Any EMAC Member State that has informally or formally requested interstate assistance using any of the systems established by EMAC for this purpose.
Any state or local government agency or organization that is providing an EMAC-requested resource through an Assisting State to perform an official EMAC REQ-A mission.
The categorization and description of response resources that are commonly exchanged in disasters through mutual aid agreements (from the State of Rhode Island Emergency Management Agency website).
The fourth phase of the EMAC process. This phase includes three stages: mobilization, when personnel make final preparations for deployment; deployment, when personnel perform their missions or render services in the affected area; and demobilization, when deployed personnel complete their missions and return home.

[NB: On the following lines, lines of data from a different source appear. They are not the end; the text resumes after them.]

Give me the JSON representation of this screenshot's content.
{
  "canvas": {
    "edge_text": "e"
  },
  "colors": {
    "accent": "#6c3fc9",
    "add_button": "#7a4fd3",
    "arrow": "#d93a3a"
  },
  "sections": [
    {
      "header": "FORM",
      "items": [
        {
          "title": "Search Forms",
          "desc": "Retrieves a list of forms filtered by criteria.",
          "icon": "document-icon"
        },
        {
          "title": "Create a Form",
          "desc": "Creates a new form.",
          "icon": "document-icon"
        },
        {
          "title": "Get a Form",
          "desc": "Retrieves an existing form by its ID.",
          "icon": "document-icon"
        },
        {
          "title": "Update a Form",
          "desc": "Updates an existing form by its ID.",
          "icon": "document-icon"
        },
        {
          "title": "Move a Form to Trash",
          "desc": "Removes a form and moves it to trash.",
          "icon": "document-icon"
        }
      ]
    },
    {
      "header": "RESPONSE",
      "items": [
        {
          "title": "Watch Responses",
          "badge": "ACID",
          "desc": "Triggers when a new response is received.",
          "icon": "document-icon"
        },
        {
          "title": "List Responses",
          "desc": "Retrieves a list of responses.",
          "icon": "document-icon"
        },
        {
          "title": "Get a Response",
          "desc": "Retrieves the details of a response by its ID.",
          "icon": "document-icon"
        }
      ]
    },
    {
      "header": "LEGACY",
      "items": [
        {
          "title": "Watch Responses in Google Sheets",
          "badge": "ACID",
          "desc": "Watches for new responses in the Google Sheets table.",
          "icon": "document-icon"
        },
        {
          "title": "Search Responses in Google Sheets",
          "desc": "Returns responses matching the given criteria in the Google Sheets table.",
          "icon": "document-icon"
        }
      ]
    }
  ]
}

Situation Report (SITREP)
A report that details status of the emergency operation and the response being taken to that emergency event. The purpose of the SITREP is to ensure that all parties involved in the response effort are thoroughly informed of every facet of the current operation. The SITREP is prepared by the EMAC A-Team and posted to the EMAC online Operations System (EOS).
Subject Matter Expert
Standard Operating Procedure
Exercise Play starts
With regard to EMAC, any one of fifty United States, the Commonwealth of Puerto Rico, the District of Columbia, and all United States territories.
State of Emergency
A governmental declaration that may suspend some normal functions of the executive, legislative and judicial powers; alert citizens to change their normal behaviors; or order government agencies to implement emergency preparedness plans (from Wikipedia).
The simulation of an emergency in an informal, stress-free, discussion-enabled environment that focus on such issues as authorities, strategies, plans, policies, procedures, and systems guiding the response and recovery. The objectives of a tabletop exercise are typically understanding of a concept, identification of opportunities or problems, and achieving a change in attitude.
Theater of Operations (TO)
An EMAC operation in its totality. The control of the EMAC Theater of Operations falls under the purview of the NCS, with support from the NELT. An EMAC Theater of Operations is composed of potentially many areas of operations.
Tracking Number (TN)
A number on the EMAC REQ-A that helps states and EMAC staff keep track of resources deployed on a mission during an event. Each event mission has its own unique tracking number. In fact, each has an EMAC tracking number created by the EMAC online Operations System, an EM Software tracking number created by the emergency management system possessed by the state EMA, and a state tracking number established by the state itself.